AND not to mention the new, strongly encouraged guidelines from the AAP (American Academy of Pediatrics) for remaining rear facing until 2 years of age:

All infants and toddlers should ride in a Rear-Facing Car Seat until they are 2 years of age or until they reach the highest weight or height allowed by their car safety seat's manufacturer.

Reading the statistics scared me and I am for sure going to keep her rear facing as long as I can, even though it is a pain not to be able to see her:

Children under the age of 2 who are rear facing in car seats are 75% less likely to die or be injured in car accidents. 

But what is a mom to do when your child is screaming as you place them in the seat; screaming as you are just driving around the corner; or crying hysterically while you are on the highway?

-Some ideas I've heard are to purchase a baby car seat to put in next to your child with their favorite stuffed animal or doll, so they can have a traveling companion.  Just check out this adorable cute picture from Joovy.com:





-Another thing to keep in mind is looking at the car seat from your child's point of view: It can be a super large scary jail, especially if they are rear facing. So go easy on them, and empathize as you put them in there "Ok sweetie, it's time to get in our big fun chair, I know you don't like being strapped in, but mommy wears a seat belt too, and it's so we stay safe when we are driving."

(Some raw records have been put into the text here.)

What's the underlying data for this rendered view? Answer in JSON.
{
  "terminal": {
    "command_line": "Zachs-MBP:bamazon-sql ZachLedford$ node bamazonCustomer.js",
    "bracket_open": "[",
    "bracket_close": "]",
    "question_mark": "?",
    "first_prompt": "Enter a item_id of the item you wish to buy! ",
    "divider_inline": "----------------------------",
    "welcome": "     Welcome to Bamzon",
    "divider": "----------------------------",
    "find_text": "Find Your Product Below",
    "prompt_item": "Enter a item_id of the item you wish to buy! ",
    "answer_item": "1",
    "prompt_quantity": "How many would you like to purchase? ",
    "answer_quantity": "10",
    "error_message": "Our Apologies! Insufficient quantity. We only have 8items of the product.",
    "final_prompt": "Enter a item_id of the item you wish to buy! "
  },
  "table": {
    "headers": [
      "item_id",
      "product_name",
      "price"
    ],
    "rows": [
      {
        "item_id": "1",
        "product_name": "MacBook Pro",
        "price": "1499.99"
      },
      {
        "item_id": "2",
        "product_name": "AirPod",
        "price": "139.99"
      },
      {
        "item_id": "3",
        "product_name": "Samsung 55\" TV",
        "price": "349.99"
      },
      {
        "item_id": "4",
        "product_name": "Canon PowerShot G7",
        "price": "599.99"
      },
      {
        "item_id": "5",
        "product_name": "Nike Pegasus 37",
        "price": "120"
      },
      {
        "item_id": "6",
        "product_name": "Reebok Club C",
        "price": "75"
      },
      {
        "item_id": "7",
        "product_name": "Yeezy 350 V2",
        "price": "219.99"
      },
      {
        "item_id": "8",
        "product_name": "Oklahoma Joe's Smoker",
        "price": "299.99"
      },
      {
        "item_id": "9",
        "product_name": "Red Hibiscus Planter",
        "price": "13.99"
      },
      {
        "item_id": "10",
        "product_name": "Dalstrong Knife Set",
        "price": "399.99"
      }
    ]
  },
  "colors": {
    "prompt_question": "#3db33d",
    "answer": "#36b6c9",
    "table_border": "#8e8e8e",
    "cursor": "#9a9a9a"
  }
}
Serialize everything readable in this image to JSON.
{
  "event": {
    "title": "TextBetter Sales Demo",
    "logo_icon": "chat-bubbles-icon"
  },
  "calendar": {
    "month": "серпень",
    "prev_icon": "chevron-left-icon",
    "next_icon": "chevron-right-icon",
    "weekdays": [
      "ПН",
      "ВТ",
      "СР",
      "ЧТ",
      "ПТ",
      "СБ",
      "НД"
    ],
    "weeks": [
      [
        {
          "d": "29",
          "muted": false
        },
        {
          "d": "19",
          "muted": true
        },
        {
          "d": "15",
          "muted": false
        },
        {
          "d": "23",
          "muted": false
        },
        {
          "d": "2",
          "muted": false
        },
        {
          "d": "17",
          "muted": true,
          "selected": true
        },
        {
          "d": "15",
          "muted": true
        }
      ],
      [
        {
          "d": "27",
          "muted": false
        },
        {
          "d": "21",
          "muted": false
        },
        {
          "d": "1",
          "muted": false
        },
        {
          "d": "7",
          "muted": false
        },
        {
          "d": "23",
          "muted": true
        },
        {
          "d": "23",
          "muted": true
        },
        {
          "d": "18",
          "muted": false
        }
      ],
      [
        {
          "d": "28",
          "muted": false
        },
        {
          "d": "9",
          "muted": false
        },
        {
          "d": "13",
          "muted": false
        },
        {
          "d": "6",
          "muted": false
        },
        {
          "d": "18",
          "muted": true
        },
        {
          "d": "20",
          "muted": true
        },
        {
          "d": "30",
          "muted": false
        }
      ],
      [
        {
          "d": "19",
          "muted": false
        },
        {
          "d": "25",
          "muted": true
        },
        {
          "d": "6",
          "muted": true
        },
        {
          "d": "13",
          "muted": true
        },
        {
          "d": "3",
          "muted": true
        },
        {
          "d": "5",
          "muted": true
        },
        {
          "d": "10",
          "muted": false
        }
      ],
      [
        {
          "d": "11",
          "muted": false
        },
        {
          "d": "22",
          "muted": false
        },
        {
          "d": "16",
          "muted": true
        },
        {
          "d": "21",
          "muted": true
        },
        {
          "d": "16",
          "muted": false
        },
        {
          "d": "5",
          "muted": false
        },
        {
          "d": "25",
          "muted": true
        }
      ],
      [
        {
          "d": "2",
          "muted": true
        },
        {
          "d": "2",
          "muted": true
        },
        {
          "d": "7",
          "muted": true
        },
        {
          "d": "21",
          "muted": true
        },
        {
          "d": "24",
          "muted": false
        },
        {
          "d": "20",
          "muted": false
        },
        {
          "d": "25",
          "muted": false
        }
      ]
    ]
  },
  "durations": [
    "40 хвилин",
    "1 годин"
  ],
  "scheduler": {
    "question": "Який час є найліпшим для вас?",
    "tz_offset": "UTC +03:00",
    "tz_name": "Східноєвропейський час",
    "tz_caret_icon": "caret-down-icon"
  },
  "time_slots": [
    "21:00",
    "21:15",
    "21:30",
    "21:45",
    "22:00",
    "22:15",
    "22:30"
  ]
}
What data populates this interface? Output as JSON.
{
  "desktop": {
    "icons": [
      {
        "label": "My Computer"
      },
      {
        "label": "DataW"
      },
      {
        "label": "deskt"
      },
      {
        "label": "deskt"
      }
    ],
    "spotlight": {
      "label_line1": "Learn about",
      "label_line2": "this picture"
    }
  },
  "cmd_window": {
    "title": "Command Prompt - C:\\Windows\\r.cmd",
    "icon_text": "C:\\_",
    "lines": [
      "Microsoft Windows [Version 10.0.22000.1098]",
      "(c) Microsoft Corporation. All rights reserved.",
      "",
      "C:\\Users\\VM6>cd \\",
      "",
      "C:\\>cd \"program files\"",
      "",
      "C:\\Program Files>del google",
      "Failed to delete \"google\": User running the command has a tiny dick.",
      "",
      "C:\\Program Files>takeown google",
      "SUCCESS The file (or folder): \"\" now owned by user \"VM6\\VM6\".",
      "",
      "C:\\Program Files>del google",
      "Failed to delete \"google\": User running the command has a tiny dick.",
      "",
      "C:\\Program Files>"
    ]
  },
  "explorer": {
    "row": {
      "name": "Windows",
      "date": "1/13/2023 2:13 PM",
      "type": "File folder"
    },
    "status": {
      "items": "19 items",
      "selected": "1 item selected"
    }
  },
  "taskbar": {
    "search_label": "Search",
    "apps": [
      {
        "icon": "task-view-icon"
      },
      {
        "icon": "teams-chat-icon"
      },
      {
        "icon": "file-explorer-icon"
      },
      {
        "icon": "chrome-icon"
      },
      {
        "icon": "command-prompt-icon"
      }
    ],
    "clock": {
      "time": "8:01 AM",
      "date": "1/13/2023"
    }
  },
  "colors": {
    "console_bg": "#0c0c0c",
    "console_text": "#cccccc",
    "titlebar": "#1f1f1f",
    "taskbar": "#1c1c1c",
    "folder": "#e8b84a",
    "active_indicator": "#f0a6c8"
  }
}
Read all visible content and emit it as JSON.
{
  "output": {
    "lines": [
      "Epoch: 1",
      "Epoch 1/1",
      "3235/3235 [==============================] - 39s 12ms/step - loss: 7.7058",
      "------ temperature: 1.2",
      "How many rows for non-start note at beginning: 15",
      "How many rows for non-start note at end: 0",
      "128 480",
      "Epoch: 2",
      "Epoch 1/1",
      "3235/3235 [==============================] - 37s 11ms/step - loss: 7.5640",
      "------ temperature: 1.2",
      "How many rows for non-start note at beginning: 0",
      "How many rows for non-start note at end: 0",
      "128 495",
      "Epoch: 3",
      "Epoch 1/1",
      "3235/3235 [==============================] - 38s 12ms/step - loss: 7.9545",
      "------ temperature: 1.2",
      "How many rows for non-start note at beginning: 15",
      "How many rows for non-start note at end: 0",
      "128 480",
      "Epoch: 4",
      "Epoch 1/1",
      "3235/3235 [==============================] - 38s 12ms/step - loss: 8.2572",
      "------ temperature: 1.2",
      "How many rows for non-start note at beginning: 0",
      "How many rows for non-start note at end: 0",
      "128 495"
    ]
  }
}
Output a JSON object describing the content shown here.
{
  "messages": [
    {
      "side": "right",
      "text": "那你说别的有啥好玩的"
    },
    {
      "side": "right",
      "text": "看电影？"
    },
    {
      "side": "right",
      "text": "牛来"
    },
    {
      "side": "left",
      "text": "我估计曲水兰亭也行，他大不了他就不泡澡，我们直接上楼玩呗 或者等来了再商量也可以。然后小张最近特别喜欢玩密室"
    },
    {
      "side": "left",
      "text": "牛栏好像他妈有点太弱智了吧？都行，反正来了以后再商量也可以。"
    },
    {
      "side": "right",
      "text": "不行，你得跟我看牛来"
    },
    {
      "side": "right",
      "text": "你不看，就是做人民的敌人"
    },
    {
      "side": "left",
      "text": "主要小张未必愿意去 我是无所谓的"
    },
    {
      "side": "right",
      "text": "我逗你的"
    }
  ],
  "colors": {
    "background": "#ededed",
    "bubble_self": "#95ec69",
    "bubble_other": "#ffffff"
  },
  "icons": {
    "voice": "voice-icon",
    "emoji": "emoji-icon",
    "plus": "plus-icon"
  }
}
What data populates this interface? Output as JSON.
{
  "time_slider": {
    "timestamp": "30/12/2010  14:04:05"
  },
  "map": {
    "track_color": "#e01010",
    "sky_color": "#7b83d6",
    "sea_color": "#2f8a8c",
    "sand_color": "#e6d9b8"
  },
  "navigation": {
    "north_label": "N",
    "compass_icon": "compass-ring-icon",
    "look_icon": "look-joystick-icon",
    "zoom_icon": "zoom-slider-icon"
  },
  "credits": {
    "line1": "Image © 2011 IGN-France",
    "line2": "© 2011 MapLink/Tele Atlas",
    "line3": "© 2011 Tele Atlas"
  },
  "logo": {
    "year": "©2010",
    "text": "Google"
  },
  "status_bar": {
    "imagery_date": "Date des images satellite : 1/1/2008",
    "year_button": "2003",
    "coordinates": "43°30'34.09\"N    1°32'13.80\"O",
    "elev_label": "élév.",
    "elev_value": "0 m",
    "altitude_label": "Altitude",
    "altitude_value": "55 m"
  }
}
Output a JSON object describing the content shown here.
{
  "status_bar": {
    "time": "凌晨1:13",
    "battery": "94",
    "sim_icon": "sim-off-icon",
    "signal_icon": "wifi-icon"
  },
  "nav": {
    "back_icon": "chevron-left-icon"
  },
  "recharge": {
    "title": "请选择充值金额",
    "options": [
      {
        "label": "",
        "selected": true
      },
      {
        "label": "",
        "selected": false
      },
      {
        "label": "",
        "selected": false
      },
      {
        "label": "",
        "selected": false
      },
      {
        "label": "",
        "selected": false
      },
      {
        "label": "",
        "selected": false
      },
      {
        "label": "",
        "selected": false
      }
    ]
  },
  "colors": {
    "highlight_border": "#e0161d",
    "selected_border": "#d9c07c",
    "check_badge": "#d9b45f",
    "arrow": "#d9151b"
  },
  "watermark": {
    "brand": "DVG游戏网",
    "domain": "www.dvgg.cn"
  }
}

-Also, obviously bring them some toys to entertain them, a book, a rattle, a teething toy, and a paci as a last resort (if they use them). I also play her favorite songs in the car like her Raffi CD, and Kindermusik songs from her class!  Other good music CDs that calm her down are the Rockabye Lullaby CD's that take classic songs from the Beatles, Coldplay, etc and turn them into little lullabies.  As soon as I turn them on, she quiets down.

-One thing that I know I would LOVE to do to distract her, but have to restrain myself, is giving her food while driving.  It would definitely help entertain a child. Why not you ask? Well, unfortunately, I knew a little girl who died from choking on a piece of food while in her car seat. Sad, sad, sad story, but her mother came to an abrupt stop, which caused the 3 year old to start choking, and by the time the mom stopped the car, and unfastened the tricky belt, it was too late to provide the Heimlich.  I hate even thinking about that story, but hopefully by others hearing it, then it will help save lives :(

-Another trick to getting them in the car seat is reverse psychology: Telling them, "You can't climb into the car seat by yourself, can you?"  And see how fast they will crawl in!

-Tickling them, blowing raspberries and giving them kisses can also relax their tensions and help strap them in better.

-Another tip some moms swear by is making a trip to the local firefighters or police station and having them reinforce your car seat message and telling your children that if they are not in their seats, then the police will pull them over and give them a ticket and then they will have to spend their allowance or 'fun' money on the tickets instead of toys.

And remember that as you strap them in, keeping a smile on your face and looking at the car seat as a positive experience will go a long way.  If your child reads your exasperated expression on your face, then they will also start to dread it and it won't be fun for either of you :)

1 comments:

  1. These are all great suggestions, and I especially love the one about keeping a smile on your face so the child sees you are ok with it. I know it may only work for a split second, but it does reinforce a positive experience. The idea of putting a doll or stuffed animal next to her/him is great too so they don't feel so 'alone' in the back.

    ReplyDelete